It is common to worry about family history. If there is a history of heart disease, cancer, or Alzheimer’s disease in your family, it is a cause for concern. It’s wise to be mindful of your family history and take steps to prevent all diseases, especially those we are increasingly susceptible to.
But did you know that there is more DNA in the bacteria that live in your gut than the DNA you inherited from your parents? So while family history is important, so are the census and specific types of bacteria living in your gut.
There are trillions of bacteria living in the gut. 100 trillion. Yes, trillion with a T. The type of bacteria living there is super important.
The good guys vs. the bad guys
First, let me point out that not all bacteria are bad.
We naturally tend to think that they are. Bacteria cause a whole host of problems that we are familiar with like pneumonia, strep throat, and urinary tract infections. Some of the trillions of bacteria that live in the gut are also problematic. These bacteria can create an array of symptoms such as bloating, diarrhea or constipation, reflux, and abdominal pain. These bad bacteria can also cause non-gut-related symptoms such as general inflammation, skin conditions like acne or eczema, and even autoimmune disease.
In addition to all of these bad bacteria, there are good bacteria. You are healthier because of the good bacteria that live in the gut. So how do we optimize the good bacteria and get rid of the bad bacteria? If you are working with a functional medicine practitioner, you can identify the bad guys and take specific supplements to eradicate them. You can also take steps to optimize the good guys. The stronger your “good guy” army, the more able they are to push the bad guys out.
You can do this on your own. Here’s how:
Take a probiotic. A probiotic is essentially a whole bunch of good gut bacteria. The benefits of taking a probiotic are:
- Balancing the friendly bacteria in the gut
- Preventing and treating diarrhea
- Improving some mental health conditions

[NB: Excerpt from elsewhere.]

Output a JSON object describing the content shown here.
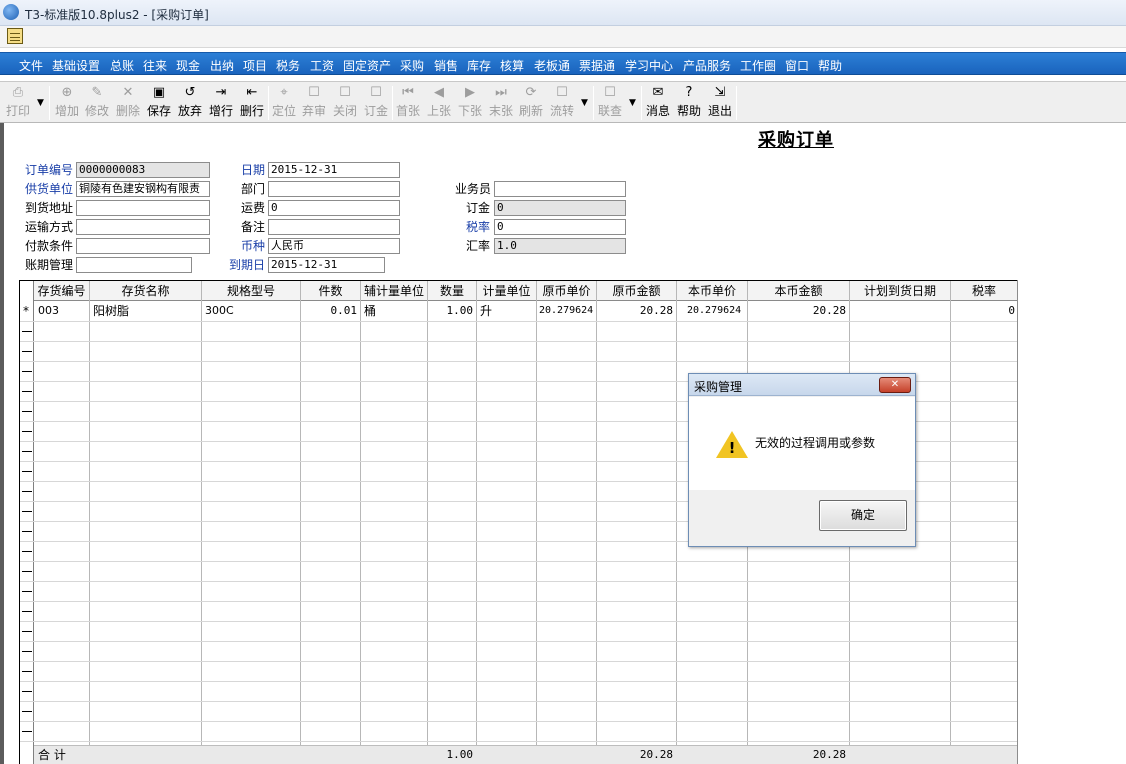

- Supporting the heart and improving cholesterol and blood pressure
- Decreasing allergies and improving eczema
- Improving inflammatory bowel disease and irritable bowel syndrome
- Strengthening immune system
- Supporting weight loss
Simply put, probiotics help colonize the gut, push the bad guys out, and exert positive health benefits, but only while you take them. The benefits wear off 2-3 weeks after stopping them so they are important to take long-term.
Instead of, or, in addition to taking probiotics, you can get probiotics in fermented foods such as dairy products like yogurt and kefir, pickled vegetables, tempeh, miso, kimchi, and sauerkraut. In addition to taking probiotics, take prebiotics. Prebiotics sound a lot like probiotics but they are different. Prebiotics aren’t bacteria at all. They are food for good bacteria. Foods that are classified as prebiotics bypass digestion and make their way to the colon to be used by the good gut bacteria.
Examples of foods that are classified as prebiotics are oats, bananas, greens, onions, garlic, soybeans, and artichokes. Commonly used supplements that are prebiotics are inulin, fiber with resistant starch and FOS, or fructo-oligosaccharides.
Prebiotics allow the gut bacteria to make small chain fatty acids which help maintain the lining of the gut, act as an antioxidant and anti-inflammatory, and even help to prevent colon cancer.
A Final Word on Gut Health
Take care of your gut by fortifying your good guy army with two simple steps:
- Take probiotics or eat probiotic-containing foods.
- Feed the good gut bacteria with prebiotics.
Small changes like this add up to big changes in the long run. You’ve got this!